June 18, 2020
Healthcare will benefit from the Dreamers
About 650,000 people today saw their futures returned to them when the Supreme Court ruled that the Deferred Action for Childhood Arrivals (DACA) program will remain in place, at least for the immediate future.
Some of those people were 10-year-olds in 2012 when President Obama issued the executive memorandum that created DACA. Today, they are students training to be healthcare professionals—the people who will take care of you and those you care about when the next pandemic strikes. Some of them are our students. Some of them are alive today only because they had access to healthcare as a result of the risks their parents took to bring them to this country. Inspired by that experience, these young people are committed to being the next generation of nurses, doctors, and medical researchers. Given the opportunity, they will serve the communities in which they live; they will serve this country; they will serve the world.
Our mission as a school of nursing is to educate the nurses and researchers who will improve the health of all people, everywhere. It is a mission built on a foundation of equity and compassion. DACA aligns with our mission. Our mission aligns with DACA. DACA is compassionate, caring, and practical. DACA recognizes that those who were children when they entered the country and have spent most of their lives here are culturally, linguistically, emotionally, and economically linked to this country and are an integral part of what makes it great. They deserve to be freed from the tyranny of deportation for a crime they did not commit.

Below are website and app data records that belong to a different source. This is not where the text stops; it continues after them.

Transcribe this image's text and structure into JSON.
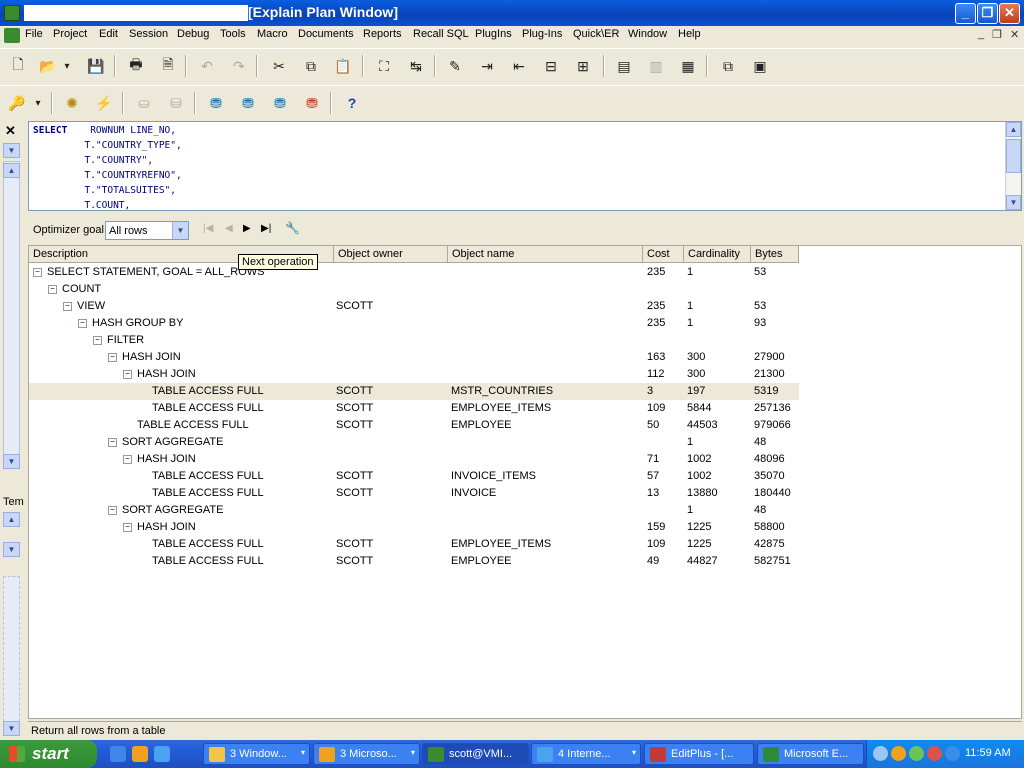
{
  "window": {
    "title": "[Explain Plan Window]",
    "min": "_",
    "max": "❐",
    "close": "✕"
  },
  "menu": {
    "items": [
      "File",
      "Project",
      "Edit",
      "Session",
      "Debug",
      "Tools",
      "Macro",
      "Documents",
      "Reports",
      "Recall SQL",
      "PlugIns",
      "Plug-Ins",
      "Quick\\ER",
      "Window",
      "Help"
    ],
    "mdi_min": "_",
    "mdi_restore": "❐",
    "mdi_close": "✕"
  },
  "toolbar1": {
    "icons": [
      "new-file-icon",
      "open-folder-icon",
      "dropdown-arrow-icon",
      "save-icon",
      "print-icon",
      "print-preview-icon",
      "undo-icon",
      "redo-icon",
      "cut-icon",
      "copy-icon",
      "paste-icon",
      "find-icon",
      "replace-icon",
      "edit-icon",
      "indent-icon",
      "outdent-icon",
      "comment-icon",
      "uncomment-icon",
      "execute-icon",
      "stop-icon",
      "step-icon",
      "window-cascade-icon",
      "window-tile-icon"
    ],
    "glyphs": [
      "🗋",
      "📂",
      "▾",
      "💾",
      "🖶",
      "🗎",
      "↶",
      "↷",
      "✂",
      "⧉",
      "📋",
      "⛶",
      "↹",
      "✎",
      "⇥",
      "⇤",
      "⊟",
      "⊞",
      "▤",
      "▥",
      "▦",
      "⧉",
      "▣"
    ]
  },
  "toolbar2": {
    "icons": [
      "key-icon",
      "dropdown-arrow-icon",
      "settings-gear-icon",
      "disconnect-icon",
      "commit-icon",
      "rollback-icon",
      "db-connect-icon",
      "sql-db-icon",
      "db-icon",
      "db-refresh-icon",
      "help-icon"
    ],
    "glyphs": [
      "🔑",
      "▾",
      "✺",
      "⚡",
      "⛀",
      "⛁",
      "⛃",
      "⛃",
      "⛃",
      "⛃",
      "?"
    ]
  },
  "left_dock": {
    "close": "✕",
    "dropdown": "▼",
    "up": "▲",
    "down": "▼",
    "temp_label": "Tem"
  },
  "sql": {
    "lines": [
      {
        "kw": "SELECT",
        "rest": "    ROWNUM LINE_NO,"
      },
      {
        "kw": "",
        "rest": "         T.\"COUNTRY_TYPE\","
      },
      {
        "kw": "",
        "rest": "         T.\"COUNTRY\","
      },
      {
        "kw": "",
        "rest": "         T.\"COUNTRYREFNO\","
      },
      {
        "kw": "",
        "rest": "         T.\"TOTALSUITES\","
      },
      {
        "kw": "",
        "rest": "         T.COUNT,"
      }
    ]
  },
  "optimizer": {
    "label": "Optimizer goal",
    "value": "All rows",
    "dropdown_glyph": "▼",
    "nav": [
      "|◀",
      "◀",
      "▶",
      "▶|"
    ],
    "wrench": "🔧"
  },
  "tooltip": "Next operation",
  "grid": {
    "columns": [
      "Description",
      "Object owner",
      "Object name",
      "Cost",
      "Cardinality",
      "Bytes"
    ],
    "rows": [
      {
        "indent": 0,
        "expander": "⊟",
        "desc": "SELECT STATEMENT, GOAL = ALL_ROWS",
        "owner": "",
        "name": "",
        "cost": "235",
        "card": "1",
        "bytes": "53"
      },
      {
        "indent": 1,
        "expander": "⊟",
        "desc": "COUNT",
        "owner": "",
        "name": "",
        "cost": "",
        "card": "",
        "bytes": ""
      },
      {
        "indent": 2,
        "expander": "⊟",
        "desc": "VIEW",
        "owner": "SCOTT",
        "name": "",
        "cost": "235",
        "card": "1",
        "bytes": "53"
      },
      {
        "indent": 3,
        "expander": "⊟",
        "desc": "HASH GROUP BY",
        "owner": "",
        "name": "",
        "cost": "235",
        "card": "1",
        "bytes": "93"
      },
      {
        "indent": 4,
        "expander": "⊟",
        "desc": "FILTER",
        "owner": "",
        "name": "",
        "cost": "",
        "card": "",
        "bytes": ""
      },
      {
        "indent": 5,
        "expander": "⊟",
        "desc": "HASH JOIN",
        "owner": "",
        "name": "",
        "cost": "163",
        "card": "300",
        "bytes": "27900"
      },
      {
        "indent": 6,
        "expander": "⊟",
        "desc": "HASH JOIN",
        "owner": "",
        "name": "",
        "cost": "112",
        "card": "300",
        "bytes": "21300"
      },
      {
        "indent": 7,
        "expander": "",
        "desc": "TABLE ACCESS FULL",
        "owner": "SCOTT",
        "name": "MSTR_COUNTRIES",
        "cost": "3",
        "card": "197",
        "bytes": "5319",
        "selected": true
      },
      {
        "indent": 7,
        "expander": "",
        "desc": "TABLE ACCESS FULL",
        "owner": "SCOTT",
        "name": "EMPLOYEE_ITEMS",
        "cost": "109",
        "card": "5844",
        "bytes": "257136"
      },
      {
        "indent": 6,
        "expander": "",
        "desc": "TABLE ACCESS FULL",
        "owner": "SCOTT",
        "name": "EMPLOYEE",
        "cost": "50",
        "card": "44503",
        "bytes": "979066"
      },
      {
        "indent": 5,
        "expander": "⊟",
        "desc": "SORT AGGREGATE",
        "owner": "",
        "name": "",
        "cost": "",
        "card": "1",
        "bytes": "48"
      },
      {
        "indent": 6,
        "expander": "⊟",
        "desc": "HASH JOIN",
        "owner": "",
        "name": "",
        "cost": "71",
        "card": "1002",
        "bytes": "48096"
      },
      {
        "indent": 7,
        "expander": "",
        "desc": "TABLE ACCESS FULL",
        "owner": "SCOTT",
        "name": "INVOICE_ITEMS",
        "cost": "57",
        "card": "1002",
        "bytes": "35070"
      },
      {
        "indent": 7,
        "expander": "",
        "desc": "TABLE ACCESS FULL",
        "owner": "SCOTT",
        "name": "INVOICE",
        "cost": "13",
        "card": "13880",
        "bytes": "180440"
      },
      {
        "indent": 5,
        "expander": "⊟",
        "desc": "SORT AGGREGATE",
        "owner": "",
        "name": "",
        "cost": "",
        "card": "1",
        "bytes": "48"
      },
      {
        "indent": 6,
        "expander": "⊟",
        "desc": "HASH JOIN",
        "owner": "",
        "name": "",
        "cost": "159",
        "card": "1225",
        "bytes": "58800"
      },
      {
        "indent": 7,
        "expander": "",
        "desc": "TABLE ACCESS FULL",
        "owner": "SCOTT",
        "name": "EMPLOYEE_ITEMS",
        "cost": "109",
        "card": "1225",
        "bytes": "42875"
      },
      {
        "indent": 7,
        "expander": "",
        "desc": "TABLE ACCESS FULL",
        "owner": "SCOTT",
        "name": "EMPLOYEE",
        "cost": "49",
        "card": "44827",
        "bytes": "582751"
      }
    ]
  },
  "status": "Return all rows from a table",
  "taskbar": {
    "start": "start",
    "tasks": [
      {
        "label": "3 Window...",
        "color": "#f2c44a",
        "arrow": "▾"
      },
      {
        "label": "3 Microso...",
        "color": "#f0a21e",
        "arrow": "▾"
      },
      {
        "label": "scott@VMI...",
        "color": "#3a8a2e",
        "arrow": "",
        "active": true
      },
      {
        "label": "4 Interne...",
        "color": "#4aa3f0",
        "arrow": "▾"
      },
      {
        "label": "EditPlus - [...",
        "color": "#c23b3b",
        "arrow": ""
      },
      {
        "label": "Microsoft E...",
        "color": "#2f8a3a",
        "arrow": ""
      }
    ],
    "clock": "11:59 AM"
  }
}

Today, all of the DACA-eligible young people are vulnerable. They are vulnerable psychologically and physically to the stress of living under the constant threat of deportation. They are concerned about not only their own futures, but those of their family members. The fear of discovery and deportation prevents many—too many—from seeking the healthcare they need, which puts not only the individuals but also the communities in which they live at risk.
While the court’s ruling was positive, there was a warning embedded in it by Chief Justice Roberts. “We do not decide whether DACA or its rescission are sound policies,” he wrote. The Chief Justice is warning us that this was strictly a procedural decision based on the administration’s failure to make certain assessments prior to ending the program. Today’s decision does not bar the administration from trying again to do what should not be done.
Vigilance is necessary. DACA is not a law; it’s an executive branch memorandum issued by President Obama after Congress failed to adopt the DREAM Act. The latter would have provided a path to citizenship, which DACA does not.
Someday, the dream of Dreamers will come true. Healthcare and the country will both benefit.